According to TechCrunch:
The new law, which has a wider remit related to privacy for employees, has been drafted by Interior Minister Thomas de Maizière, according to Die Welt and Süddeutsche Zeitung newspapers. It’s said to be the result of months of negotiations between the different parties in Germany’s coalition government, and is set to be approved by the German cabinet on Wednesday.
The article goes on to question the effectiveness of the law, as there’s no way to prove that you did or didn’t go on Facebook to look at a person’s profile. Also, there’s an obvious question about whether or not people should be responsible for the things they post to the internet. Personally, I’m in the camp that believes that this law could be a good way to bridge the generational gap as more young people live their lives online with little regard for old notions of privacy. Older generations, who grew up before the Internet was a ubiquitous utility available to anyone anywhere, still look on in horror at how much information “kids” make public. It’s sad, in a way: nearly every article in the local Bar journals on social media is about how to protect yourself from spies or how to use profile pages to nail your opponent in court. Rarely, if ever, do they talk about the benefits of social media. To them it’s just another thing of which we must be afraid.

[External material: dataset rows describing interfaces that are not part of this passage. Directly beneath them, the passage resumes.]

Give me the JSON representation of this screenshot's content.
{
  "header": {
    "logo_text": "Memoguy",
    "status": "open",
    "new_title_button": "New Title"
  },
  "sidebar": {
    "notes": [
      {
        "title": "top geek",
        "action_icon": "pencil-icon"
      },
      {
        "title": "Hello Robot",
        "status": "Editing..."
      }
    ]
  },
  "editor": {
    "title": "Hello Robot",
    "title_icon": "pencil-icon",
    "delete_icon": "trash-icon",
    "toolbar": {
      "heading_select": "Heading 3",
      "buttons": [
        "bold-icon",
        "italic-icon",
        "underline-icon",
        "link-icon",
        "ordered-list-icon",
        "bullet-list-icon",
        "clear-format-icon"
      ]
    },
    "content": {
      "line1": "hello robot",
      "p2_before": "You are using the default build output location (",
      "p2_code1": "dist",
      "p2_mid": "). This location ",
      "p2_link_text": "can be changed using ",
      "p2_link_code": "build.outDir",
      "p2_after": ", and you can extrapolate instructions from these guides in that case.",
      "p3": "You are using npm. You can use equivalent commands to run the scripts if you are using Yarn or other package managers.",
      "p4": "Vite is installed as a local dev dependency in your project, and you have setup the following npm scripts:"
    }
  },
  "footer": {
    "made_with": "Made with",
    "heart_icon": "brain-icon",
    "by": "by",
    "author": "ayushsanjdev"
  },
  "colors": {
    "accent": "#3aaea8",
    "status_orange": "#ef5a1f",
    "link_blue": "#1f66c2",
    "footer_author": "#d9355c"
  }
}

Pretty soon, though, all that embarrassing information won’t matter because everyone will have information online that would be considered scandalous today. It’s sort of the way tattoos have gone from being this completely anti-social (in Western cultures anyway), rebellious thing that indicated you were trouble and would have prevented you from getting a job anywhere twenty years ago, to being a widely accepted form of self-expression today. I mean, my mom never would have let my sister get one if this was 1990 instead of 2010 (that and she would have been 6, but you get the idea).
We’re in the early days of social media and a system that retains information for ever. We will adapt. But in the meantime, I say go for it, Germany. See how it works out. We’ll be watching and we promise not to judge you too much if it doesn’t pan out.